Now that we have fixed the artwork width, let us specify what should comprise the item. The only required element inside a DataList component is called the “Repeated Item”. As per our design, the repeated item is the 2 rectangles for the background, title text of the item, description text and the thumbnail rectangle. Select these 5 elements and in the HUD, choose “Choose Part” under the “Convert Artwork to Component”. Select “Repeated Item”.
Ah! You should now be seeing the item repeated 5 times below.
Adobe Flash Catalyst by default repeats the Repeated Item 5 times. This can be modified later by adding/editing/deleting the items. Below the screen, you should find a panel “Design-Time Data”.
By clicking on the “Add Row” and delete buttons below in the panel, you can add or delete rows for design time reference and also edit the contents of each text field that your repeated item contains inline under the Design-Time Data panel. We may now do a Ctrl+Enter (Windows) or Cmd+Enter (Mac) to test our List component in the browser. The component should show the number of rows you added in the Design-Time Data panel and the scrollbar should work as expected.

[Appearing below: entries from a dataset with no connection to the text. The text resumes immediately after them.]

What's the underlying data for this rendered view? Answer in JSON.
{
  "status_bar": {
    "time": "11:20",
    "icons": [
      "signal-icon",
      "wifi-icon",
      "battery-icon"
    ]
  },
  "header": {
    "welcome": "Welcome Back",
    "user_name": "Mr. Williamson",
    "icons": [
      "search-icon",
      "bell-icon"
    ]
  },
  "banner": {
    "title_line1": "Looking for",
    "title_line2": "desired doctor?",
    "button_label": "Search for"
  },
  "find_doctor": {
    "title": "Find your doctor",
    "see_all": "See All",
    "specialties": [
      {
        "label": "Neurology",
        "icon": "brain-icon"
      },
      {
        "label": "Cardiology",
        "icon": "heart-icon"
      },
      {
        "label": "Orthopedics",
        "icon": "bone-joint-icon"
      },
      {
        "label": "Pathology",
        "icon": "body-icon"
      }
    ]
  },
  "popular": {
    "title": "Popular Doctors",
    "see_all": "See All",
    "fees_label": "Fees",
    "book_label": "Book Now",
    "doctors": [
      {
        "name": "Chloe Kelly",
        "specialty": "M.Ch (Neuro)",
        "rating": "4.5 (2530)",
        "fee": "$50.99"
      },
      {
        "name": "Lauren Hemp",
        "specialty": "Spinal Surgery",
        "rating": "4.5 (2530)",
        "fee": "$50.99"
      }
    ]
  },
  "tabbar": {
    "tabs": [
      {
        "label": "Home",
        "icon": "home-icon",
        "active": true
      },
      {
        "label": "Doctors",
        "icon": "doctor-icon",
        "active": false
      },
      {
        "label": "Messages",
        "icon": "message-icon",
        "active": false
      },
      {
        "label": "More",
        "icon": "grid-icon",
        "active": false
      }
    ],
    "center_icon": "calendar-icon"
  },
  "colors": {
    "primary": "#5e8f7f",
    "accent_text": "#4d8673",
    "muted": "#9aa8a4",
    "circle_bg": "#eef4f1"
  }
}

A major part of our component creation is finished.
However, we can notice that the mouse-over of an item and the selected item doesn’t look as per our liking as Adobe Flash Catalyst by default adds what it calls “Highlight Rectangle” above the list items to give it a mouse-over effect and selected item effect. This could work out for some designs. But we shall explore how to customize the UI for these states as well.
As explained before in this article, we have different states for each component. It is obvious to have similar states for our DataList component as well. The states are “Normal”, “Over” and “Selected” states.
We can customize the UI of our elements in the component by navigating to the particular state. Go ahead and click the “Over” state to customize it.
Click on the artwork to select a “Highlight Rectangle” and delete it since we are modifying the rectangles that we created.
Select the back rectangle of the item and fill it with a darker gray and a darker outline. Fill gradient should be #999999 to #666666 and Stroke color shall be #666666.
Save your .fxp file and test the content. You should see the darker item graphic for the mouse-over state.
Go ahead and repeat similar steps to customize the “Selected” state of your list item and fill it with a gradient from #000000 to #333333 and give it a stroke color of #000000. Darken the description text field in the “Selected” state to color #999999.
This is what we get after the customization.
Test and run the content that you created. This is pretty much it. We can now import this custom skinned component to Flash Builder and bind the data we require. Hope you enjoyed creating this custom skin.